Reel 'Em In
The Oklahoma Film & Music Office elevates the state’s image and boosts the economy.
Jill Simpson, director of the Oklahoma Film & Music Office.
While residents might be aware of the many benefits of Oklahoma, isn’t it time that the country’s best-kept secret became common knowledge?
The Oklahoma Film & Music Office thinks so. Since its inception in 1979 by then-Governor George Nigh, the commission has worked to not only share Oklahoma’s benefits, but also to make the state even stronger by creating more opportunities and more jobs.
With the mission of promoting Oklahoma to outside filmmakers and musicians, the OF&MO (an office of the Department of Tourism) offers many benefits for working in Oklahoma, such as a rebate program, technical support and equipment, and help with permitting and local jurisdiction.
Director Jill Simpson says that the organization has had a tremendous impact on the state.
“When we started tracking our economic impact in 2005, our numbers were roughly $11 million, and now in fiscal year 2011, we’re approaching the $40 million mark,” Simpson says.
And, Simpson adds, this recent number only reflects the films that were accepted for the commission’s rebate incentive program.
This program is the main driving force to bring filmmakers into almost any state. Simpson says that the rebate, which is $5 million per year for the OF&MO, is often the first selling point to bring people here, but that there are many other benefits as well.
“In addition to the incentives, there is a low cost of doing business in Oklahoma,” Simpson says. “It’s easy to do business here; there’s no traffic and less red tape. We also have a very wide range of geographic diversity.”
The commission is currently at the peak of its programs, and actually had to temporarily stop accepting applications because the budget had already been used.
“But we’ve really turned what could have been a negative thing into a positive one,” Simpson says. “With our program capped at $5 million, you’re not going to get the biggest Hollywood blockbusters. But, we work to develop our niche, which is quality, independent films.”
Simpson adds that there is a false perception that the rebate money goes right out of the state.
“It’s a lot like the oil industry – with the profits that they make, they can dig more wells and create more jobs here,” she says.
Still, the rebate budget has been threatened by proposed budget cutbacks, but hopes are that the small investment brings enough of a return to maintain its viability.
The commission’s website also offers several databases to aid filmmakers in their projects, making it easy to search for locations and crews.

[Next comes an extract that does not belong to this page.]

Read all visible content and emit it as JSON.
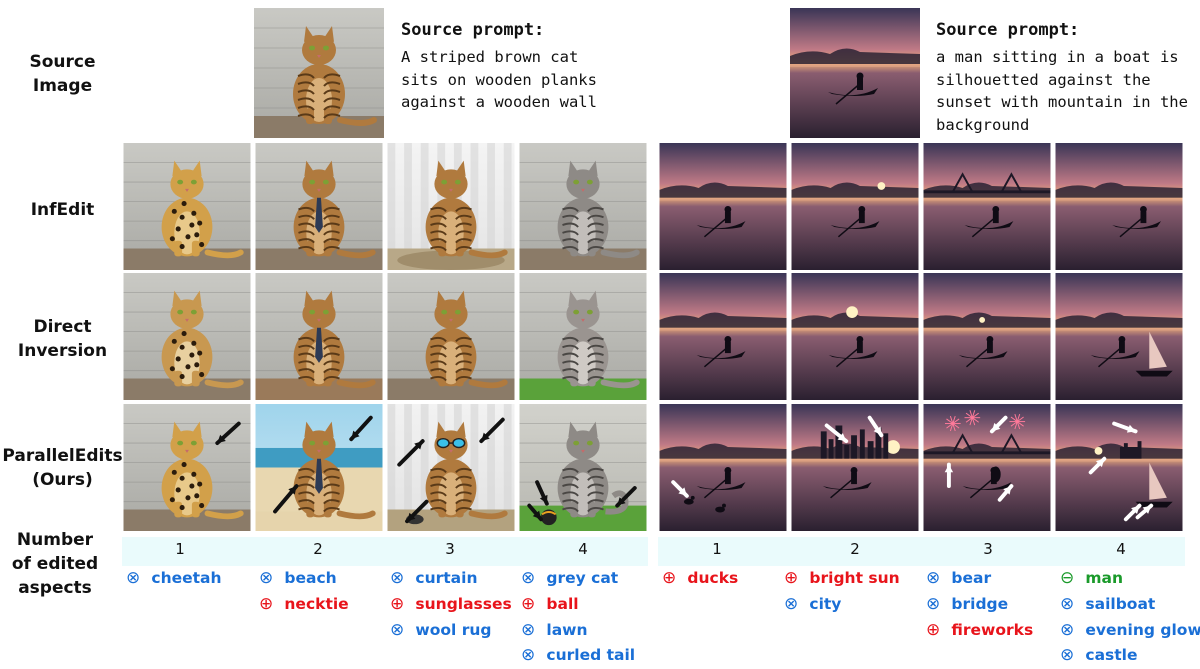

“That’s our YellowPages,” Simpson says, “and it’s at no cost to the users.”
A music guide, with similar functions to help out musicians and music industries, was launched at this year’s Norman Music Festival.
One of the commission’s major efforts in the music industry is Oklahoma’s very own venue at the famed South by Southwest festival in Austin. A presence at the festival since 2005, it wasn’t until 2010 that the Greater Oklahoma City Chamber approached the OF&MO about an Oklahoma-branded venue. Enter the Buffalo Lounge.
“We wanted branding that sponsored Oklahoma, and there is really nothing better than the buffalo – it’s catchy, fun and easy to remember. Now it attracts thousands every day. We feel like we can stick an Oklahoma flag in the ground down there in Austin,” Simpson says.
By promoting the state at events such as SXSW and by bringing people in, the OF&MO secures goodwill ambassadors, Simpson says, particularly since there is often negative pushback when she approaches filmmakers.
“About 80 percent of the time when I approach someone about coming here, I can see from their body language that they have a ‘prove-it-to-me’ attitude about Oklahoma. But we always see a change come over them once they actually come here.
That’s what makes the difference,” Simpson says.
After working in Bartlesville, actor Ben Affleck said he “didn’t know communities like this still existed,” Simpson says, and adds that actress Rachel McAdams “absolutely loved” her experience with the generous and welcoming people in Oklahoma.
“That’s the value of getting our culture out there,” Simpson says. “When we get our image out there after the films come out, you can’t buy that kind of marketing.”
And it is just “that kind of marketing” that works cyclically to continue to bring in even more filmmakers and musicians, Department of Tourism Deputy Director Claudia Conner says, and this further helps the economy.
“The filmmakers buy things around the area where they are filming, whether it’s a hotel or a restaurant, and they provide jobs for people in the area too, like sound technicians,” Conner says. “The commission brings jobs in, and there’s a cool factor involved too, kind of like with the Oklahoma City Thunder.”
And the commission works to do all of this with a very small staff: less than ten employees.
“I’m amazed at what they can do with as little as they have,” Conner says.
Perhaps it’s only a matter of time until the other 49 states recognize Oklahoma’s greatness.